The Day of the Locust winds up in a terrifying Grauman's premiere that goes completely nuts with a convincingly chaotic riot, where an announcer whips up the crowd because he thinks they're excited about a stupid show called The Buccaneer. They're really a vicious mob, all come to Hollywood Blvd. to quench some unfulfilled inner desire. It's a wanting of something that can't be possessed, a glamour greater than ordinary life and they'd just as soon kill the stars they see as adore them. With palm trees collapsing in flames and mobs trampling people underfoot are so overblown that one has to remember that it's straight from West's novella. Robert Aldrich's The Legend of Lylah Clare achieved a similar dream-consumer fury with his "dog food commercial ending" that interrupts his Grauman's premiere.
The only mis-step on Schlesinger's part isn't really a mis-step as much as it is something we don't want to see - at the height of the carnage we are given visions of Tod Hackett's "mural of terror" artwork back on the wall of his apartment. The ghoulish faces from his art studies show up among the rioters, and for a moment The Day of the Locust starts to look like Night of the Living Studio Premiere of the Dead. The movie's themes are resolved, but what we really have invested in are the characters and they're mowed down like so many extras hit by Noah's flood. My response in 1975 was to go read the book, where I found a wonderfully disturbing tale of doom. Ordinary moviegoers need a free-standing experience, and I can see where they'd leave the theater making faces and wondering what it all meant. 2
Paramount's DVD of The Day of the Locust sparkles in this enhanced transfer, and at 144 minutes shows no sign of low bit-rate problems. The audio is in the original mono or a new 5.1 remix. Some scenes may appear soft, but I am advised that the heavy diffusion was Schlesinger's desired visual style.
With no contemporary stars to turn into portrait-themed key art, Paramount has used the original poster art that places a garish blow-up doll image of Karen Black over a riot scene. This is another no trailer, no commentary, no nothing plain-wrap release, but still an excellent quality feature presentation at a bargain price.

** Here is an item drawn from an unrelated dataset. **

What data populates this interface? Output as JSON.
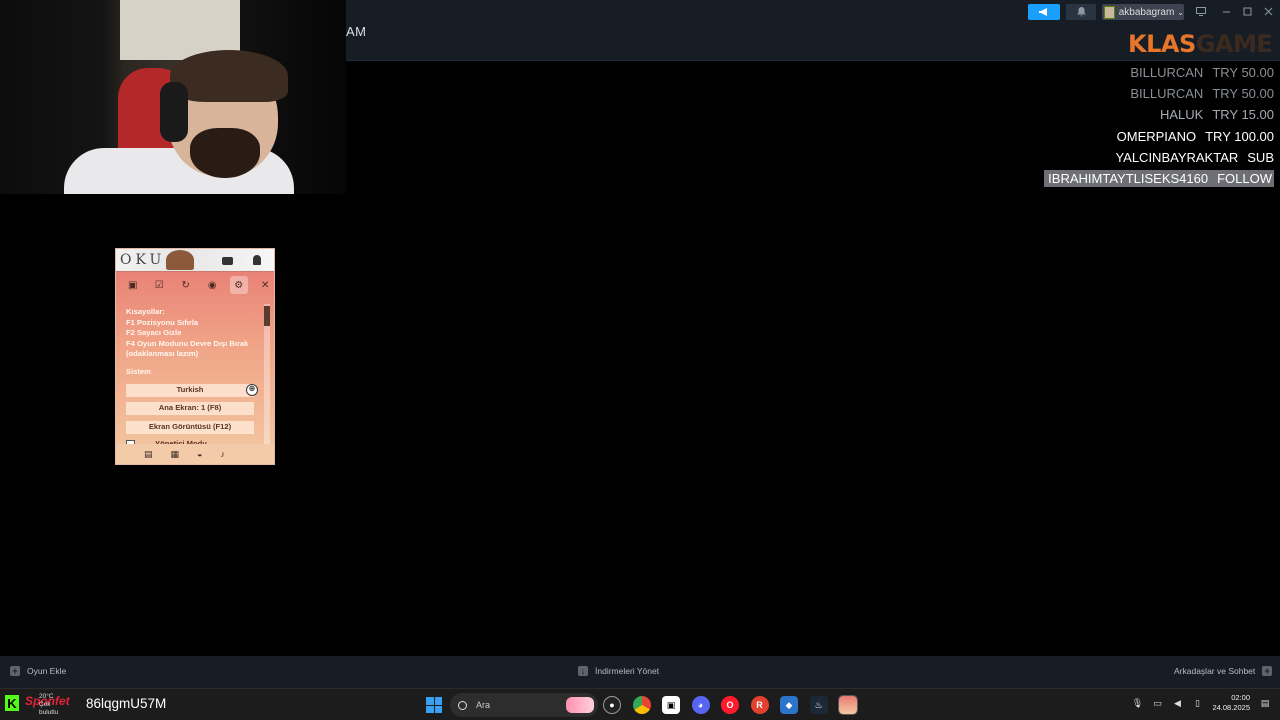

On a scale of Excellent, Good, Fair, and Poor,
The Day of the Locust rates:
1. The obvious precedent for
this was at Warners in 1927 when a number of extras were drowned in a flooding scene for
Noah's Ark. It was a case of flagrant endangerment and remained legendary in Hollywood, where
studio lawyers and "downtown influence" could sanitize practically anything - involuntary manslaughter,
2. An author with a similar misanthropic cynicism (maybe more) is
Charles Finney in The Circus of Dr. Lao, a devastating social satire that (like Nathanael
West's Miss Lonelyhearts) is not recommended to people with depression problems! It's
absolutely nothing like George Pal's sentimental movie.